A verbatim repetition of the data below is requested, without images.

##### Input records

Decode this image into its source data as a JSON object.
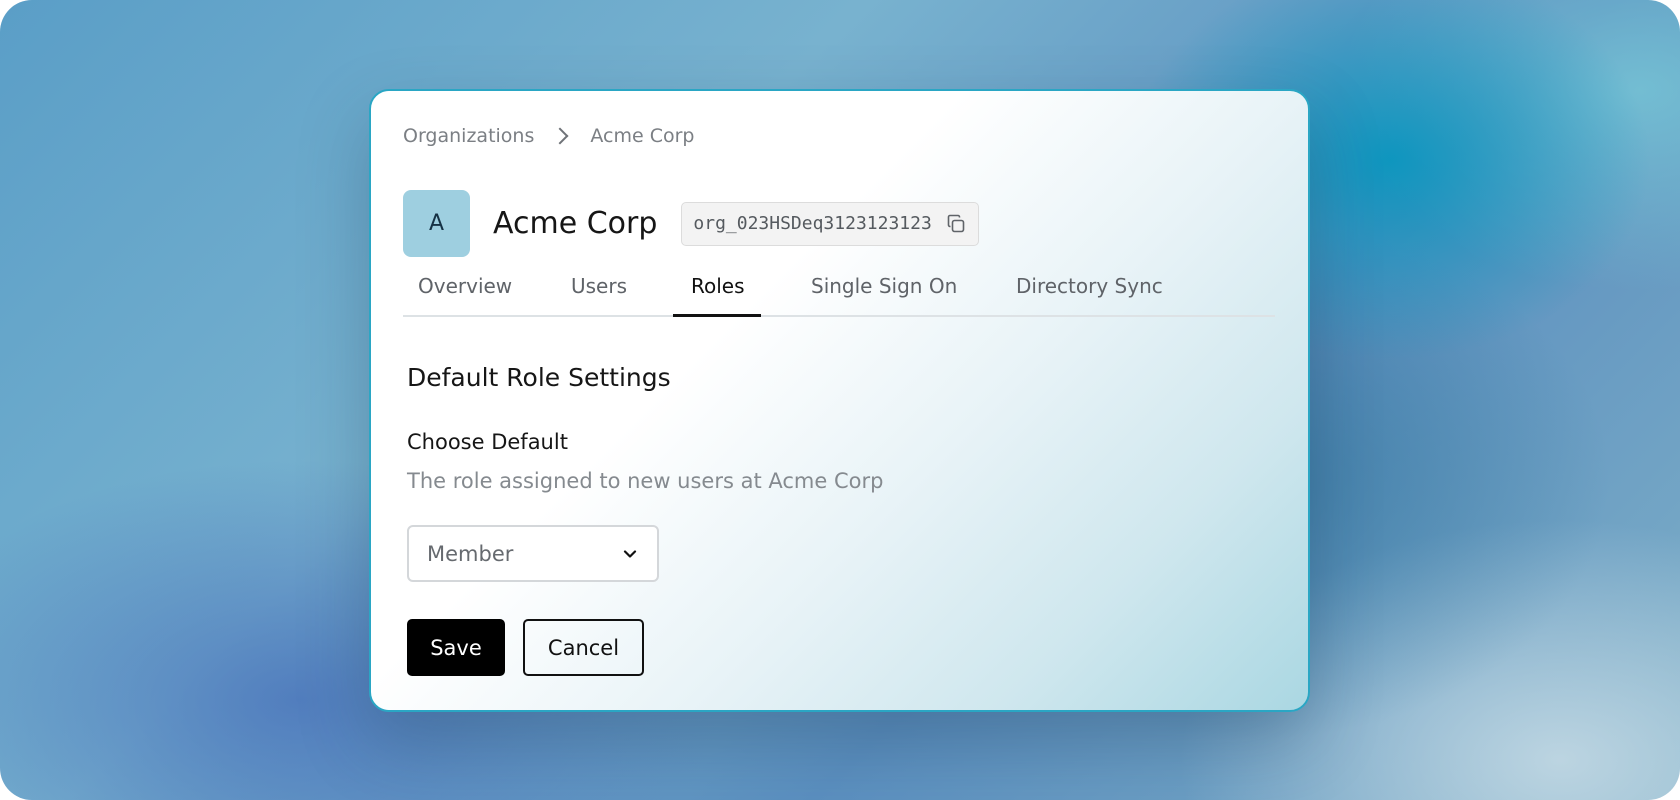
{
  "breadcrumb": {
    "items": [
      "Organizations",
      "Acme Corp"
    ]
  },
  "organization": {
    "avatar_letter": "A",
    "name": "Acme Corp",
    "id": "org_023HSDeq3123123123",
    "copy_icon": "copy-icon"
  },
  "tabs": [
    {
      "label": "Overview",
      "active": false
    },
    {
      "label": "Users",
      "active": false
    },
    {
      "label": "Roles",
      "active": true
    },
    {
      "label": "Single Sign On",
      "active": false
    },
    {
      "label": "Directory Sync",
      "active": false
    }
  ],
  "section": {
    "title": "Default Role Settings",
    "field_label": "Choose Default",
    "field_help": "The role assigned to new users at Acme Corp",
    "select_value": "Member"
  },
  "actions": {
    "save_label": "Save",
    "cancel_label": "Cancel"
  },
  "colors": {
    "accent_border": "#2aa6c4",
    "avatar_bg": "#9ecfe0",
    "primary_button": "#000000"
  }
}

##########

■ **Response area**
Decode this image into its source data as a JSON object.
{
  "breadcrumb": {
    "items": [
      "Organizations",
      "Acme Corp"
    ]
  },
  "organization": {
    "avatar_letter": "A",
    "name": "Acme Corp",
    "id": "org_023HSDeq3123123123",
    "copy_icon": "copy-icon"
  },
  "tabs": [
    {
      "label": "Overview",
      "active": false
    },
    {
      "label": "Users",
      "active": false
    },
    {
      "label": "Roles",
      "active": true
    },
    {
      "label": "Single Sign On",
      "active": false
    },
    {
      "label": "Directory Sync",
      "active": false
    }
  ],
  "section": {
    "title": "Default Role Settings",
    "field_label": "Choose Default",
    "field_help": "The role assigned to new users at Acme Corp",
    "select_value": "Member"
  },
  "actions": {
    "save_label": "Save",
    "cancel_label": "Cancel"
  },
  "colors": {
    "accent_border": "#2aa6c4",
    "avatar_bg": "#9ecfe0",
    "primary_button": "#000000"
  }
}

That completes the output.